In 2021, the Food and Drug Administration announced its Closer to Zero action plan “to reduce exposure to arsenic, lead, cadmium, and mercury from foods eaten by babies and young children — to as low as possible.”

But their target date of April 2022 has come and gone, and FDA has still not followed through on the proposed action levels in the foods babies eat.

For every day that passes, nearly 10,000 more babies in the U.S. begin eating solid food. The FDA must take swift action to protect the next generation of children.

To make the promise of Closer to Zero a reality, FDA must:

The timeline proposes final standards for lead and arsenic that are two or more years from now. For cadmium and mercury, no date has even been specified. 

FDA has proposed only four standards for single metals in single foods — arsenic in infant rice cereal, lead and arsenic in apple juice, and lead in other juices. But HBBF’s 2019 study shows that one-fourth of all baby foods contain all four toxic heavy metals.

Closer to Zero action levels need to be low enough to protect children with prenatal and early life exposures from all sources.

Current sourcing, farming, and processing practices have all failed to protect children and should not drive safety standards for baby food. When FDA acts, the food industry can respond to reduce levels. 

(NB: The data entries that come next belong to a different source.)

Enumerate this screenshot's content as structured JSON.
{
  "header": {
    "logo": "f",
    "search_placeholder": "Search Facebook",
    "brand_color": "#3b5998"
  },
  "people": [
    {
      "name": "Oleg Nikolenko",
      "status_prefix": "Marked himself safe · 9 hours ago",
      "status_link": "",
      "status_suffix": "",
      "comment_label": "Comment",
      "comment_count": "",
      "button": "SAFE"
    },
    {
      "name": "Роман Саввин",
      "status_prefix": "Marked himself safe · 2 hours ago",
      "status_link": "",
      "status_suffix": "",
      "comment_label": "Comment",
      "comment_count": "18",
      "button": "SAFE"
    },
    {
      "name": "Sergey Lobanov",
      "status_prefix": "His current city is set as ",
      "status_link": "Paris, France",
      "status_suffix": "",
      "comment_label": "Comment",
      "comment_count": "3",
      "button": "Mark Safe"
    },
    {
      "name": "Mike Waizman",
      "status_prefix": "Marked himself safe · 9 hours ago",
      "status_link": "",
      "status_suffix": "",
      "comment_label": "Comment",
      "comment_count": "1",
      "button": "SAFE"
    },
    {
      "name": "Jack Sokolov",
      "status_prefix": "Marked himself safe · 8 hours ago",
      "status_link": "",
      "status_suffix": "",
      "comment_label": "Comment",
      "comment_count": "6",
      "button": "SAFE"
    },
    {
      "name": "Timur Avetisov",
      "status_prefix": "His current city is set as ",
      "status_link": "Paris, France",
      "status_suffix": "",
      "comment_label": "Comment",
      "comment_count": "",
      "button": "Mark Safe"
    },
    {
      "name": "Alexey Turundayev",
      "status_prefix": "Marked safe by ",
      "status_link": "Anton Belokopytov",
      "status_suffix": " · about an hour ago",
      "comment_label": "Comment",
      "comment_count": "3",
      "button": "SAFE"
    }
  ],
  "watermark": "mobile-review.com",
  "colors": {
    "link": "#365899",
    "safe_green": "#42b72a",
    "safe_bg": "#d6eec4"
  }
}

FDA must provide a strong precedent for action levels still to come. All four action levels are weak, largely reflecting limits companies are already meeting instead of advancing change. 

Holding up FDA’s work for months has a consequence — babies face continuing high exposures to heavy metals for the duration of OMB’s delay.